During COVID, as museums took their institutions online, event programming became a viable space to adapt to new monetization paths and presented potential new business practices. After we published our research into how the pandemic affected and shaped museum website visitation, colleagues in the museum technology field (shoutout MCN!) suggested virtual event programming would make for a compelling next topic.
This cross-institutional research highlighted best practices and ways forward for virtual events in the museum sector. We sought out cross-industry event trends by analyzing quantitative data from about twenty institutions nationwide. We wanted to know what elements made for the most successful virtual events as measured by attendance.
When selecting participants for our research, we sought various perspectives and voices within the museum sector. We wanted a variety of perspectives to speak to how museums approached virtual events during the pandemic.
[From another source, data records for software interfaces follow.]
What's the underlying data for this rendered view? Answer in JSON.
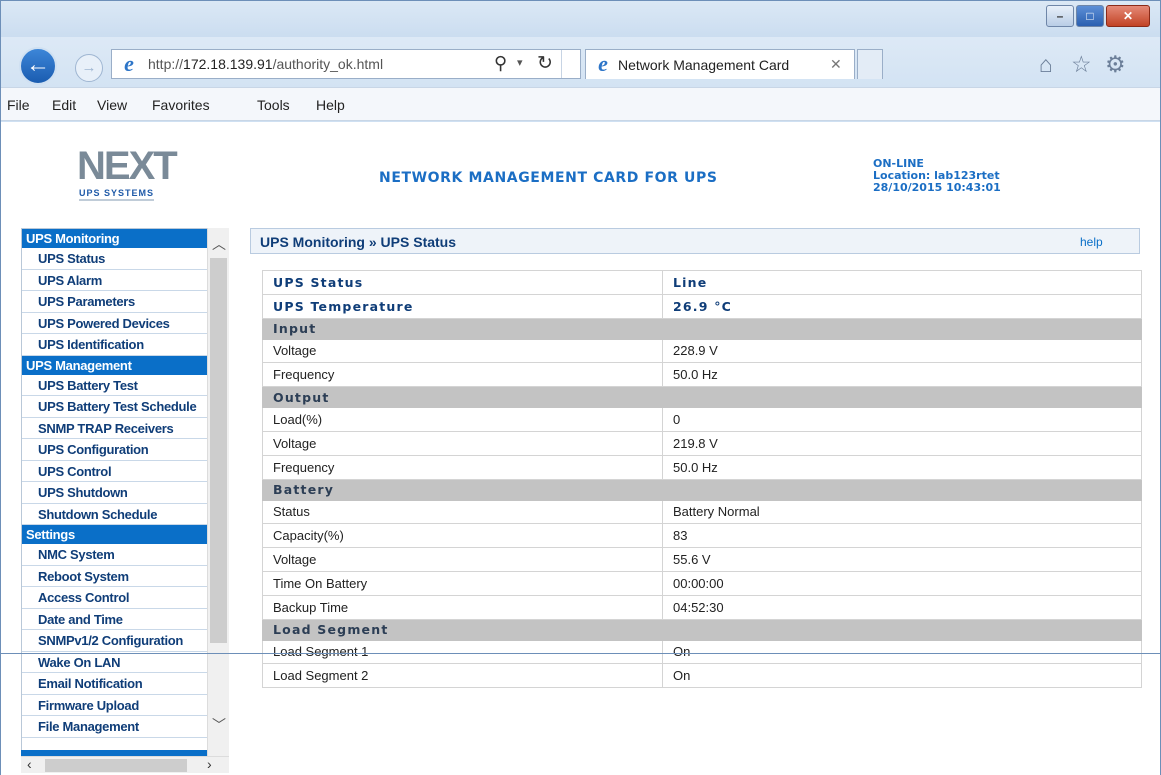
{
  "browser": {
    "url_prefix": "http://",
    "url_host": "172.18.139.91",
    "url_path": "/authority_ok.html",
    "tab_title": "Network Management Card",
    "menu": [
      "File",
      "Edit",
      "View",
      "Favorites",
      "Tools",
      "Help"
    ]
  },
  "header": {
    "logo_big": "NEXT",
    "logo_small": "UPS SYSTEMS",
    "title": "NETWORK MANAGEMENT CARD FOR UPS",
    "status": "ON-LINE",
    "location": "Location: lab123rtet",
    "datetime": "28/10/2015 10:43:01"
  },
  "sidebar": {
    "groups": [
      {
        "label": "UPS Monitoring",
        "items": [
          "UPS Status",
          "UPS Alarm",
          "UPS Parameters",
          "UPS Powered Devices",
          "UPS Identification"
        ]
      },
      {
        "label": "UPS Management",
        "items": [
          "UPS Battery Test",
          "UPS Battery Test Schedule",
          "SNMP TRAP Receivers",
          "UPS Configuration",
          "UPS Control",
          "UPS Shutdown",
          "Shutdown Schedule"
        ]
      },
      {
        "label": "Settings",
        "items": [
          "NMC System",
          "Reboot System",
          "Access Control",
          "Date and Time",
          "SNMPv1/2 Configuration",
          "Wake On LAN",
          "Email Notification",
          "Firmware Upload",
          "File Management"
        ]
      }
    ]
  },
  "main": {
    "breadcrumb": "UPS Monitoring » UPS Status",
    "help": "help",
    "rows": [
      {
        "type": "main",
        "label": "UPS Status",
        "value": "Line"
      },
      {
        "type": "main",
        "label": "UPS Temperature",
        "value": "26.9 °C"
      },
      {
        "type": "section",
        "label": "Input"
      },
      {
        "type": "row",
        "label": "Voltage",
        "value": "228.9 V"
      },
      {
        "type": "row",
        "label": "Frequency",
        "value": "50.0 Hz"
      },
      {
        "type": "section",
        "label": "Output"
      },
      {
        "type": "row",
        "label": "Load(%)",
        "value": "0"
      },
      {
        "type": "row",
        "label": "Voltage",
        "value": "219.8 V"
      },
      {
        "type": "row",
        "label": "Frequency",
        "value": "50.0 Hz"
      },
      {
        "type": "section",
        "label": "Battery"
      },
      {
        "type": "row",
        "label": "Status",
        "value": "Battery Normal"
      },
      {
        "type": "row",
        "label": "Capacity(%)",
        "value": "83"
      },
      {
        "type": "row",
        "label": "Voltage",
        "value": "55.6 V"
      },
      {
        "type": "row",
        "label": "Time On Battery",
        "value": "00:00:00"
      },
      {
        "type": "row",
        "label": "Backup Time",
        "value": "04:52:30"
      },
      {
        "type": "section",
        "label": "Load Segment"
      },
      {
        "type": "row",
        "label": "Load Segment 1",
        "value": "On"
      },
      {
        "type": "row",
        "label": "Load Segment 2",
        "value": "On"
      }
    ]
  }
}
We are grateful to the Akron Art Museum, Buffalo AKG Art Museum (formerly the Albright-Knox Art Gallery), Amon Carter Museum of American Art, Art Gallery of Ontario, Blanton Museum of Art, Brucemore, Chinese American Museum, Cleveland Museum of Art, Corning Museum of Glass, Europeana, Hammer Museum, History Colorado, Museum at FIT, Nasher Sculpture Center, and Philadelphia Museum of Art for contributing data.
The charts in this post are based on a subset of the data we collected. The subset contained 752 events presented in 2020 and is weighted toward the Hammer Museum (27%) and Buffalo AKG Art Museum (26%). The subset also contained records from Philadelphia Museum of Art, Amon Carter Museum of American Art, Art Gallery of Ontario, Cleveland Museum of Art, Akron Art Museum, Nasher Sculpture Center, Museum at FIT, and Brucemore.
Museum Virtual Events by Date
Each record in our dataset refers to a discrete virtual event presented by a museum. Let’s start by simply charting the number of events over time:
The metric we were primarily interested in was event attendance, so here’s that:
The previous charts are okay as far as they go, but we’re not sure they tell us much. But by dividing attendance by the number of events, we can see a clear trend: Event attendance decreased as the year went on.
This finding is consistent with what everyone who lived through lockdown experienced — Zoom fatigue was real!
Museum Virtual Events by Day of Week
Next, we were curious if events offered on certain days of the week drew larger audiences than others. Institutions in our subset tended to present their events mid-week, with a peak on Thursdays:
And here’s when the audience showed up, in raw numbers, also with a peak on Thursdays:
Again, those are okay as far as they go. But when we divide attendance by the number of events, we see that events from Sunday to Thursday had much higher attendance than those on Friday and Saturday:
Based on these findings, we recommend institutions schedule more events early in the week. We understand that Sunday and Monday may be inconvenient for staff, but it appears the audience demand is there. Further, we recommend deprioritizing events on Friday and Saturday.
We conducted this research to support museum professionals who want increase attendance to their virtual events. We hope this data helps museum professionals identify elements of successful virtual events and apply them in their future programs.
— Marty Spellerberg and Grace Poole
Posted November 2023